Restate the material below word for word, from its first line to its last.

▸ LISTED RECORDS
"""

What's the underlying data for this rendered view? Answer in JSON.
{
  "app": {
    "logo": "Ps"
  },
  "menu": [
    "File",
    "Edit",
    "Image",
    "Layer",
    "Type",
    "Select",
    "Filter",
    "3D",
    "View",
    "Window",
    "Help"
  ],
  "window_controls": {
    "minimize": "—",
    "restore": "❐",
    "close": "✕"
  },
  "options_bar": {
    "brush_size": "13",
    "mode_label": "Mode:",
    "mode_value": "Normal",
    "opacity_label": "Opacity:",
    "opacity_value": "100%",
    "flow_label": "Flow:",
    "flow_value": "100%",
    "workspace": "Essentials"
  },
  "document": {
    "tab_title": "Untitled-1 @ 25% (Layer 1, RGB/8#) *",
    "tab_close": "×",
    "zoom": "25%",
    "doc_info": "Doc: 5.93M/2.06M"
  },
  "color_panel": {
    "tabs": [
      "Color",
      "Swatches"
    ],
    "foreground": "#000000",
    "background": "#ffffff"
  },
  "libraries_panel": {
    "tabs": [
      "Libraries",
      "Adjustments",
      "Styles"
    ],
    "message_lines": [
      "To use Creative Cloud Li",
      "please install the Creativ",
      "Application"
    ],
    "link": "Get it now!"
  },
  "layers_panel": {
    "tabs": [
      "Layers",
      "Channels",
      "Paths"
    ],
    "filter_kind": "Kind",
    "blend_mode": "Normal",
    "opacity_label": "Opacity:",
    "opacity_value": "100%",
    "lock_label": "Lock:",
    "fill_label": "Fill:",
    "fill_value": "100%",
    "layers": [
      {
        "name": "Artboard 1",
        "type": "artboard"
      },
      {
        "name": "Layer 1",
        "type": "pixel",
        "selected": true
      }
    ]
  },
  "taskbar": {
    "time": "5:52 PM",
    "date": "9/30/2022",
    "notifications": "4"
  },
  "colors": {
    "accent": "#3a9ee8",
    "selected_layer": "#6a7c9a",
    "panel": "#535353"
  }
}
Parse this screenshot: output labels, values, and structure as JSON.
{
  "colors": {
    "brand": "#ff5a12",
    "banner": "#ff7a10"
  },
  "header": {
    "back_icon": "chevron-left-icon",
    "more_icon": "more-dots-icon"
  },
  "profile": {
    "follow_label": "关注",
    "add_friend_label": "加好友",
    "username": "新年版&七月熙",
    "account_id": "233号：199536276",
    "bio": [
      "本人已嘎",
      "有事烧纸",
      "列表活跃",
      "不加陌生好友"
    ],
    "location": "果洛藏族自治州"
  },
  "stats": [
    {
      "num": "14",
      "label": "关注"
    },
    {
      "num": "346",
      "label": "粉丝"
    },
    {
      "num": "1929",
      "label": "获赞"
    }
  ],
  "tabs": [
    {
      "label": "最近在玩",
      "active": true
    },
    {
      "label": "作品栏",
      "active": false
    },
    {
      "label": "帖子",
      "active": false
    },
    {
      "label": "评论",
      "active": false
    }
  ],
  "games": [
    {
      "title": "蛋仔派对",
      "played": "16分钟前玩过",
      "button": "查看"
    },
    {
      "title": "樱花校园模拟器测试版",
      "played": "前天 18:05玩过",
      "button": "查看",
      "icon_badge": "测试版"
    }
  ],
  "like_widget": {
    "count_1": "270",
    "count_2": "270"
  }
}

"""

▸ ANSWER SECTION
What's the underlying data for this rendered view? Answer in JSON.
{
  "app": {
    "logo": "Ps"
  },
  "menu": [
    "File",
    "Edit",
    "Image",
    "Layer",
    "Type",
    "Select",
    "Filter",
    "3D",
    "View",
    "Window",
    "Help"
  ],
  "window_controls": {
    "minimize": "—",
    "restore": "❐",
    "close": "✕"
  },
  "options_bar": {
    "brush_size": "13",
    "mode_label": "Mode:",
    "mode_value": "Normal",
    "opacity_label": "Opacity:",
    "opacity_value": "100%",
    "flow_label": "Flow:",
    "flow_value": "100%",
    "workspace": "Essentials"
  },
  "document": {
    "tab_title": "Untitled-1 @ 25% (Layer 1, RGB/8#) *",
    "tab_close": "×",
    "zoom": "25%",
    "doc_info": "Doc: 5.93M/2.06M"
  },
  "color_panel": {
    "tabs": [
      "Color",
      "Swatches"
    ],
    "foreground": "#000000",
    "background": "#ffffff"
  },
  "libraries_panel": {
    "tabs": [
      "Libraries",
      "Adjustments",
      "Styles"
    ],
    "message_lines": [
      "To use Creative Cloud Li",
      "please install the Creativ",
      "Application"
    ],
    "link": "Get it now!"
  },
  "layers_panel": {
    "tabs": [
      "Layers",
      "Channels",
      "Paths"
    ],
    "filter_kind": "Kind",
    "blend_mode": "Normal",
    "opacity_label": "Opacity:",
    "opacity_value": "100%",
    "lock_label": "Lock:",
    "fill_label": "Fill:",
    "fill_value": "100%",
    "layers": [
      {
        "name": "Artboard 1",
        "type": "artboard"
      },
      {
        "name": "Layer 1",
        "type": "pixel",
        "selected": true
      }
    ]
  },
  "taskbar": {
    "time": "5:52 PM",
    "date": "9/30/2022",
    "notifications": "4"
  },
  "colors": {
    "accent": "#3a9ee8",
    "selected_layer": "#6a7c9a",
    "panel": "#535353"
  }
}
Parse this screenshot: output labels, values, and structure as JSON.
{
  "colors": {
    "brand": "#ff5a12",
    "banner": "#ff7a10"
  },
  "header": {
    "back_icon": "chevron-left-icon",
    "more_icon": "more-dots-icon"
  },
  "profile": {
    "follow_label": "关注",
    "add_friend_label": "加好友",
    "username": "新年版&七月熙",
    "account_id": "233号：199536276",
    "bio": [
      "本人已嘎",
      "有事烧纸",
      "列表活跃",
      "不加陌生好友"
    ],
    "location": "果洛藏族自治州"
  },
  "stats": [
    {
      "num": "14",
      "label": "关注"
    },
    {
      "num": "346",
      "label": "粉丝"
    },
    {
      "num": "1929",
      "label": "获赞"
    }
  ],
  "tabs": [
    {
      "label": "最近在玩",
      "active": true
    },
    {
      "label": "作品栏",
      "active": false
    },
    {
      "label": "帖子",
      "active": false
    },
    {
      "label": "评论",
      "active": false
    }
  ],
  "games": [
    {
      "title": "蛋仔派对",
      "played": "16分钟前玩过",
      "button": "查看"
    },
    {
      "title": "樱花校园模拟器测试版",
      "played": "前天 18:05玩过",
      "button": "查看",
      "icon_badge": "测试版"
    }
  ],
  "like_widget": {
    "count_1": "270",
    "count_2": "270"
  }
}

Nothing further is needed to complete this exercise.